Posted by Andy Jagoda, MD in: Uncategorized , trackback
The Conclusion Is…
You remembered from your evidence-based review of the literature that there is no serum blood test that can adequately rule out septic arthritis, so the patient’s history and exam warranted arthrocentesis. After laying the patient flat and partially flexing the knee with a pillow, you guided the needle medially under the patella and you aspirated watery, but cloudy, material. A point-of-care sLactate came back quickly at 15 mmol/L, and removed any ambiguity — this was a septic joint. While synovial culture and Gram stain (and blood cultures) were sent, along with sWBC and pre-op labs, you initiated IV antibiotics — vancomycin and ceftriaxone. Then you called up the orthopedist and asked him to prepare the OR.
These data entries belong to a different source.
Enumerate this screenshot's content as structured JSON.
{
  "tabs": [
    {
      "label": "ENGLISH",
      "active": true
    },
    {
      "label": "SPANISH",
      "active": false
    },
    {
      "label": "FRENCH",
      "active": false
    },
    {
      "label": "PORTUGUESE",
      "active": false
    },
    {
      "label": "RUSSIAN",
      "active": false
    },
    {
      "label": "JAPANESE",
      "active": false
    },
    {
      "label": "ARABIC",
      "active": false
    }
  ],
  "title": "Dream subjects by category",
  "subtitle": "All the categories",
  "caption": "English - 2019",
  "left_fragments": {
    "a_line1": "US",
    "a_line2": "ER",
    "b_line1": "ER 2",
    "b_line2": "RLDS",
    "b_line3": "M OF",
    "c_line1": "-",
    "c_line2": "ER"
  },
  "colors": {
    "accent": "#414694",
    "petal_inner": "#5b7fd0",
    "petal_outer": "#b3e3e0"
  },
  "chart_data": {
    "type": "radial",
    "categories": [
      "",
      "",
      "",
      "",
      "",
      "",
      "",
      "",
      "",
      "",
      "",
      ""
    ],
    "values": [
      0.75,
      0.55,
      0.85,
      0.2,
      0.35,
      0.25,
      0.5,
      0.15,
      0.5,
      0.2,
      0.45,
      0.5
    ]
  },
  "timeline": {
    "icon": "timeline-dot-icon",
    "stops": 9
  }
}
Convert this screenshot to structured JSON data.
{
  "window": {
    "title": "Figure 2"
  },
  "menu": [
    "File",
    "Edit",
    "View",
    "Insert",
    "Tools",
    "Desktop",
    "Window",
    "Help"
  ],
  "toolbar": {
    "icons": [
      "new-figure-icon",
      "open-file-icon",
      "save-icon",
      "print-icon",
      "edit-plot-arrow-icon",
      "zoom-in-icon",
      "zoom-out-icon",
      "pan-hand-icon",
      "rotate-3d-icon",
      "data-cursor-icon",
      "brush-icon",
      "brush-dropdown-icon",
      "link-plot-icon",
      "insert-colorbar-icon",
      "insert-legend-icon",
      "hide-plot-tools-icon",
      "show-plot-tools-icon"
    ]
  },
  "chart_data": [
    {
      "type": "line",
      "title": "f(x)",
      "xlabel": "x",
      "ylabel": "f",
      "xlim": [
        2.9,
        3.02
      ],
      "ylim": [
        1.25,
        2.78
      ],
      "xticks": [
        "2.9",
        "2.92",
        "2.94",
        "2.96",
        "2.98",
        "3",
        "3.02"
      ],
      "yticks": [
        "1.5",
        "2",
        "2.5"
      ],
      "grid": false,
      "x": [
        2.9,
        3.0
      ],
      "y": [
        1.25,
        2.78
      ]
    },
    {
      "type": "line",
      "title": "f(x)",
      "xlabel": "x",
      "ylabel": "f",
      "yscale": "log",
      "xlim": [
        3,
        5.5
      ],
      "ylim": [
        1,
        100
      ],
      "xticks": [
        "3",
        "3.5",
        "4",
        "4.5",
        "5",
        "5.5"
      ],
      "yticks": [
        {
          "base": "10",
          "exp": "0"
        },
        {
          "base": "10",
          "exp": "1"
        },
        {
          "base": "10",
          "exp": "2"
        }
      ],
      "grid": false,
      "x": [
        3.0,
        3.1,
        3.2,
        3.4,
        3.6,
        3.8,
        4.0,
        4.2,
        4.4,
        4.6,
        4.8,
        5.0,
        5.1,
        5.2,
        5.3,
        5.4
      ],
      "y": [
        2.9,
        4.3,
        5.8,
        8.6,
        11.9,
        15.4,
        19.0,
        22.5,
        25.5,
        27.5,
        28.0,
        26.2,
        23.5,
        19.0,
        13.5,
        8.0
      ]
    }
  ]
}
Congratulations to Dr. Lalitha, Dr. Averick, Dr. Karagöz, Dr. Piebalga, and Dr. Dube— this month’s winners of the exclusive discount coupon for Emergency Medicine Practice For an evidence-based review of the etiology, differential diagnosis, and diagnostic studies for Monoarticular Arthritis, purchase this issue.